The missile system blamed for bringing down the Malaysia Airlines plane had its origins in the Cold War era of the 1970s.
Experts told _The Weekend West _that the Buk radar-guided surface-to-air missile was designed to attack high-flying US military aircraft.
It had since been redeveloped and remodelled, and had been in widespread use in Eastern Europe since the fall of the Soviet Union.
It can fire up to an altitude of about 70,000 feet and a range of 30-50km, depending on the model.
This would give it a destructive capability well beyond shoulder-launched weapons that have been blamed for the downing of several Ukrainian aircraft in recent days.
The Buk carries 70kg warheads that are activated by radar and designed to explode within metres of the target.
One defence expert told _The Weekend West _ that a blast near the centre of a passenger plane would "blow the aircraft into little pieces".

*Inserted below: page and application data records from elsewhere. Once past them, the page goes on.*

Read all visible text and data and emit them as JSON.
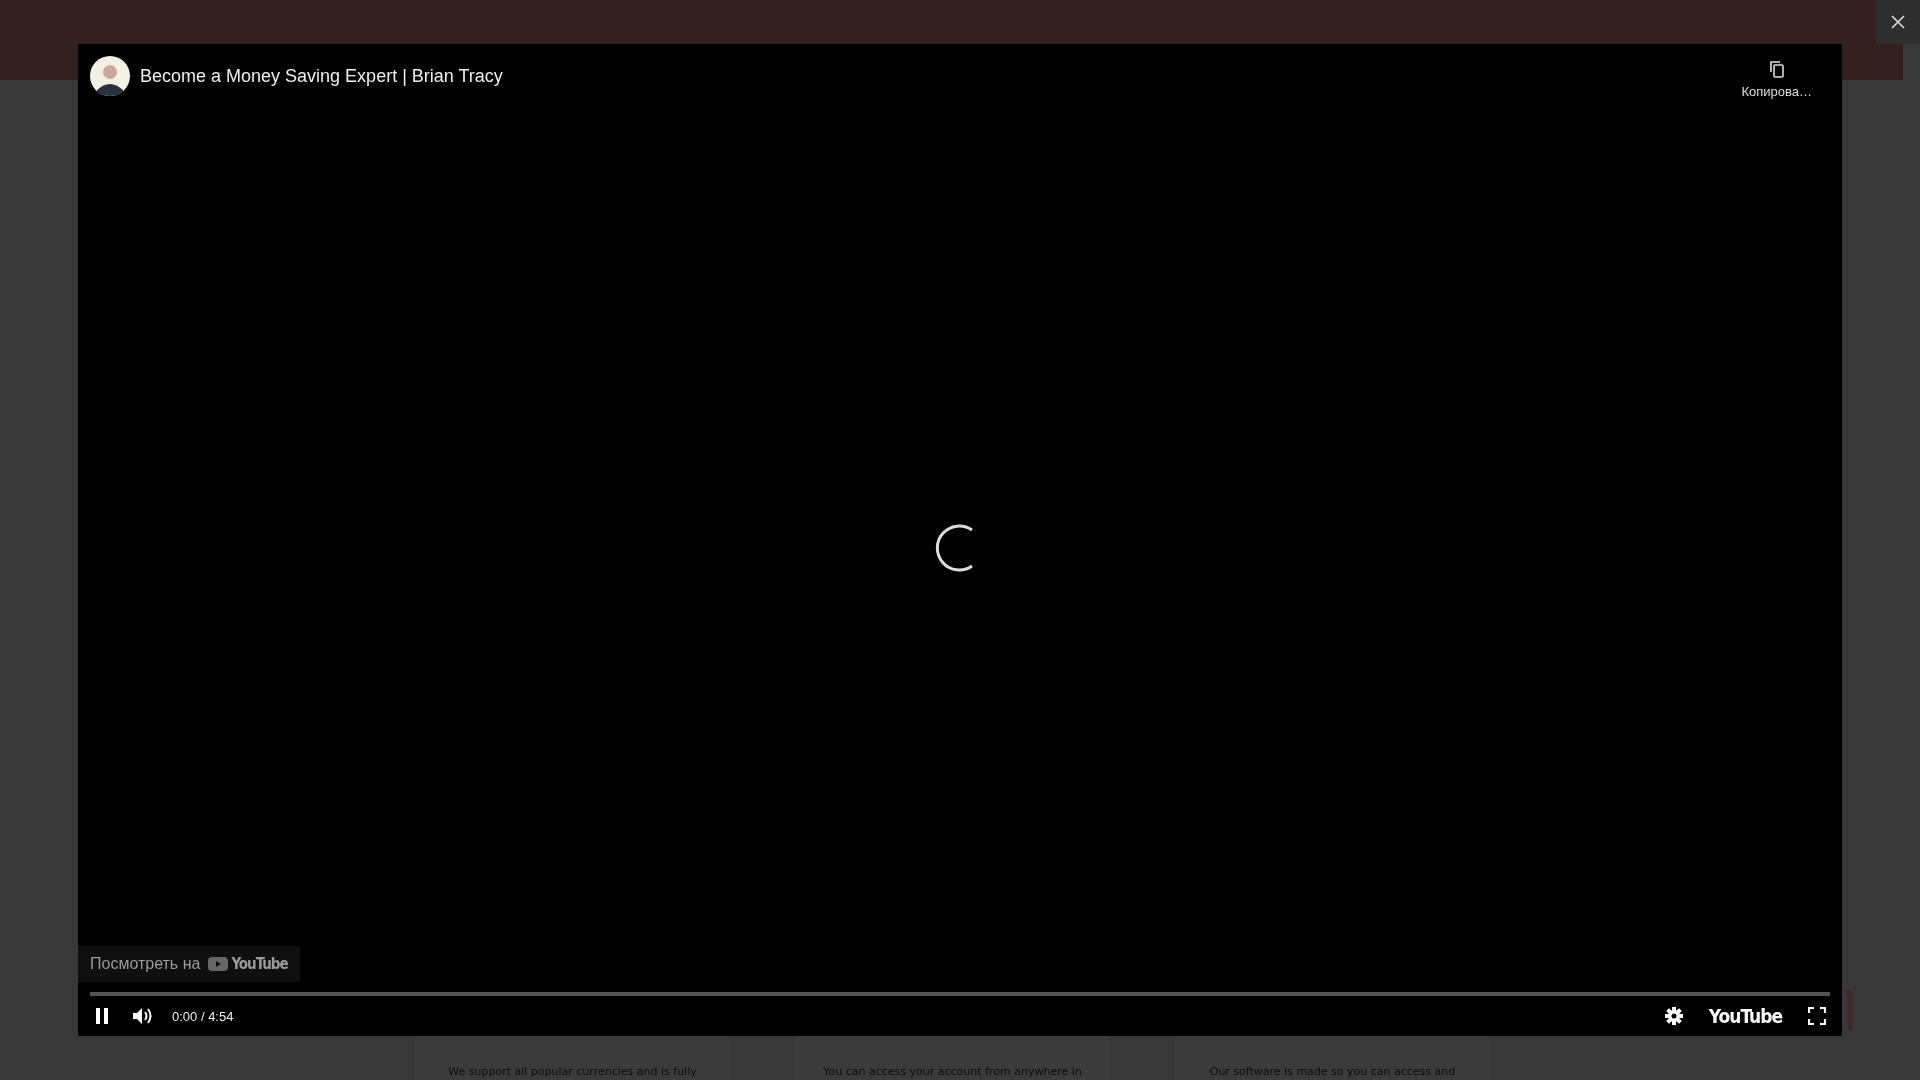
{
  "page": {
    "cards": [
      {
        "text": "We support all popular currencies and is fully"
      },
      {
        "text": "You can access your account from anywhere in"
      },
      {
        "text": "Our software is made so you can access and"
      }
    ]
  },
  "video": {
    "title": "Become a Money Saving Expert | Brian Tracy",
    "copy_label": "Копирова…",
    "watch_on": "Посмотреть на",
    "watch_logo": "YouTube",
    "playing": true,
    "level": 0,
    "time": "0:00 / 4:54",
    "logo": "YouTube"
  }
}
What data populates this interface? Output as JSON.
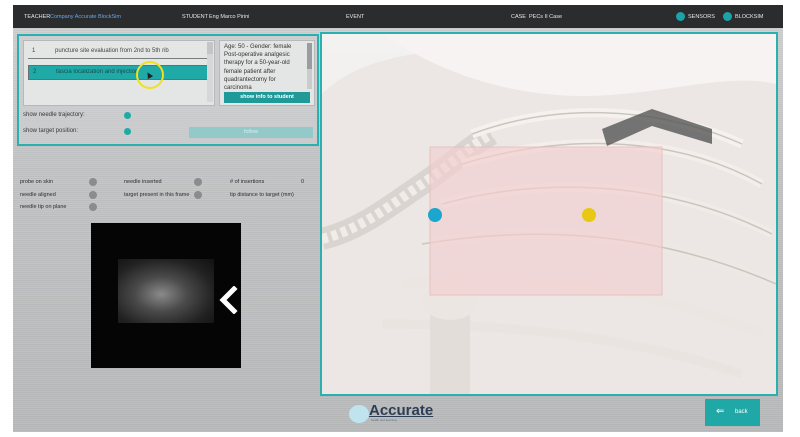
{
  "topbar": {
    "teacher_label": "TEACHER",
    "teacher_value": "Company Accurate BlockSim",
    "student_label": "STUDENT",
    "student_value": "Eng Marco Pirini",
    "event_label": "EVENT",
    "case_label": "CASE",
    "case_value": "PECs II Case",
    "sensors_label": "SENSORS",
    "blocksim_label": "BLOCKSIM",
    "accent": "#1aa3a8"
  },
  "steps": [
    {
      "number": "1",
      "label": "puncture site evaluation from 2nd to 5th rib"
    },
    {
      "number": "2",
      "label": "fascia localization and injection"
    }
  ],
  "patient_info": {
    "text": "Age: 50 - Gender: female Post-operative analgesic therapy for a 50-year-old female patient after quadrantectomy for carcinoma",
    "show_button": "show info to student"
  },
  "options": {
    "needle_trajectory": "show needle trajectory:",
    "target_position": "show target position:",
    "follow_button": "follow"
  },
  "stats": {
    "probe_on_skin": "probe on skin",
    "needle_aligned": "needle aligned",
    "needle_tip_on_plane": "needle tip on plane",
    "needle_inserted": "needle inserted",
    "target_present": "target present in this frame",
    "num_insertions_label": "# of insertions",
    "num_insertions_value": "0",
    "tip_distance_label": "tip distance to target (mm)"
  },
  "footer": {
    "brand": "Accurate",
    "brand_sub": "health and learning",
    "back_label": "back"
  }
}
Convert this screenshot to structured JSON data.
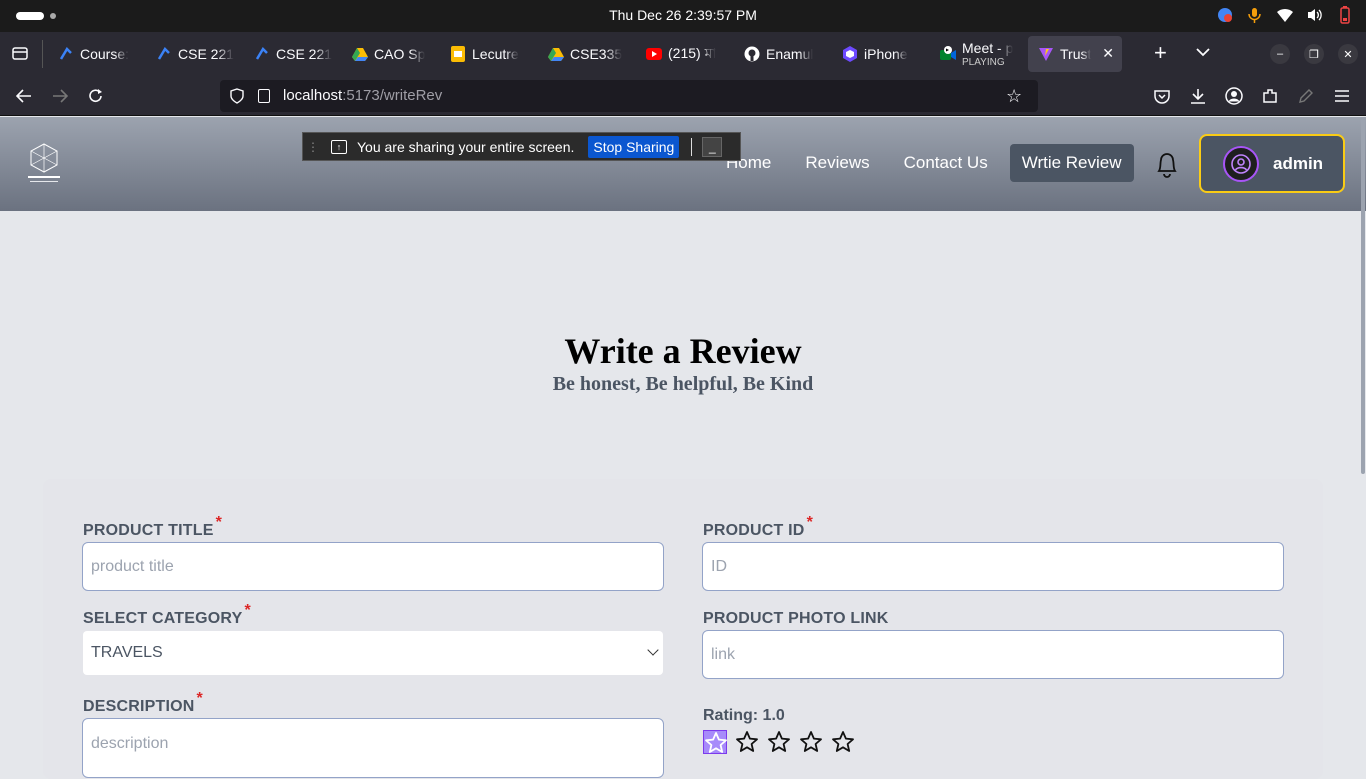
{
  "os": {
    "clock": "Thu Dec 26    2:39:57 PM"
  },
  "browser": {
    "tabs": [
      {
        "title": "Course:",
        "icon": "course-favicon"
      },
      {
        "title": "CSE 221",
        "icon": "course-favicon"
      },
      {
        "title": "CSE 221",
        "icon": "course-favicon"
      },
      {
        "title": "CAO Sp",
        "icon": "google-drive-icon"
      },
      {
        "title": "Lecutre",
        "icon": "google-slides-icon"
      },
      {
        "title": "CSE335",
        "icon": "google-drive-icon"
      },
      {
        "title": "(215) মা",
        "icon": "youtube-icon"
      },
      {
        "title": "Enamul",
        "icon": "github-icon"
      },
      {
        "title": "iPhone",
        "icon": "proton-icon"
      },
      {
        "title": "Meet - p",
        "subtitle": "PLAYING",
        "icon": "google-meet-icon"
      },
      {
        "title": "Trust",
        "icon": "vite-icon",
        "active": true
      }
    ],
    "url_host": "localhost",
    "url_rest": ":5173/writeRev"
  },
  "share_bar": {
    "message": "You are sharing your entire screen.",
    "stop_label": "Stop Sharing",
    "minimize_label": "_"
  },
  "app": {
    "nav": [
      "Home",
      "Reviews",
      "Contact Us",
      "Wrtie Review"
    ],
    "active_nav": "Wrtie Review",
    "user": "admin"
  },
  "hero": {
    "title": "Write a Review",
    "subtitle": "Be honest, Be helpful, Be Kind"
  },
  "form": {
    "product_title_label": "PRODUCT TITLE",
    "product_title_placeholder": "product title",
    "product_id_label": "PRODUCT ID",
    "product_id_placeholder": "ID",
    "category_label": "SELECT CATEGORY",
    "category_value": "TRAVELS",
    "photo_label": "PRODUCT PHOTO LINK",
    "photo_placeholder": "link",
    "description_label": "DESCRIPTION",
    "description_placeholder": "description",
    "required_mark": "*",
    "rating_label": "Rating: 1.0",
    "rating_value": 1,
    "rating_max": 5
  },
  "colors": {
    "accent": "#a855f7",
    "admin_border": "#facc15",
    "required": "#dc2626"
  }
}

Doug Richardson, missiles and rockets editor of IHS Janes' International Defence Review, told the Daily Telegraph, London, that a mobile Buk missile battery was usually composed of three separate track-mounted units, made up of a radar, a launcher and a command post. Under normal circumstances, it was able to acquire a sophisticated picture of the air traffic above, enabling it to differentiate between military and civilian aircraft.
But the launcher could also be used on its own, with far reduced radar sensitivity.
Had a rebel group been using one in such a fashion, it was possible that they might have been unable to distinguish between a military aircraft and a civilian airliner, the Telegraph reported.
Defence analyst Ben Rich, a PhD candidate at Monash University, said later models had combined the different components into one tracked vehicle.
He said it was "not a system you just point and click" and would need "trained technicians".
John Blaxland, senior fellow at the Strategic and Defence Studies Centre at the Australian National University, said it did not require significant training to operate the system on a rudimentary basis, but operators would need additional training to use the system for more sophisticated requirements.
Western defence experts told Agence France-Presse that Ukrainian and Russian armed forces had SA-17s, a more modern form of the Buk class, and pro-Moscow insurgents might have obtained surface-to-air missiles when Ukrainian forces retreated.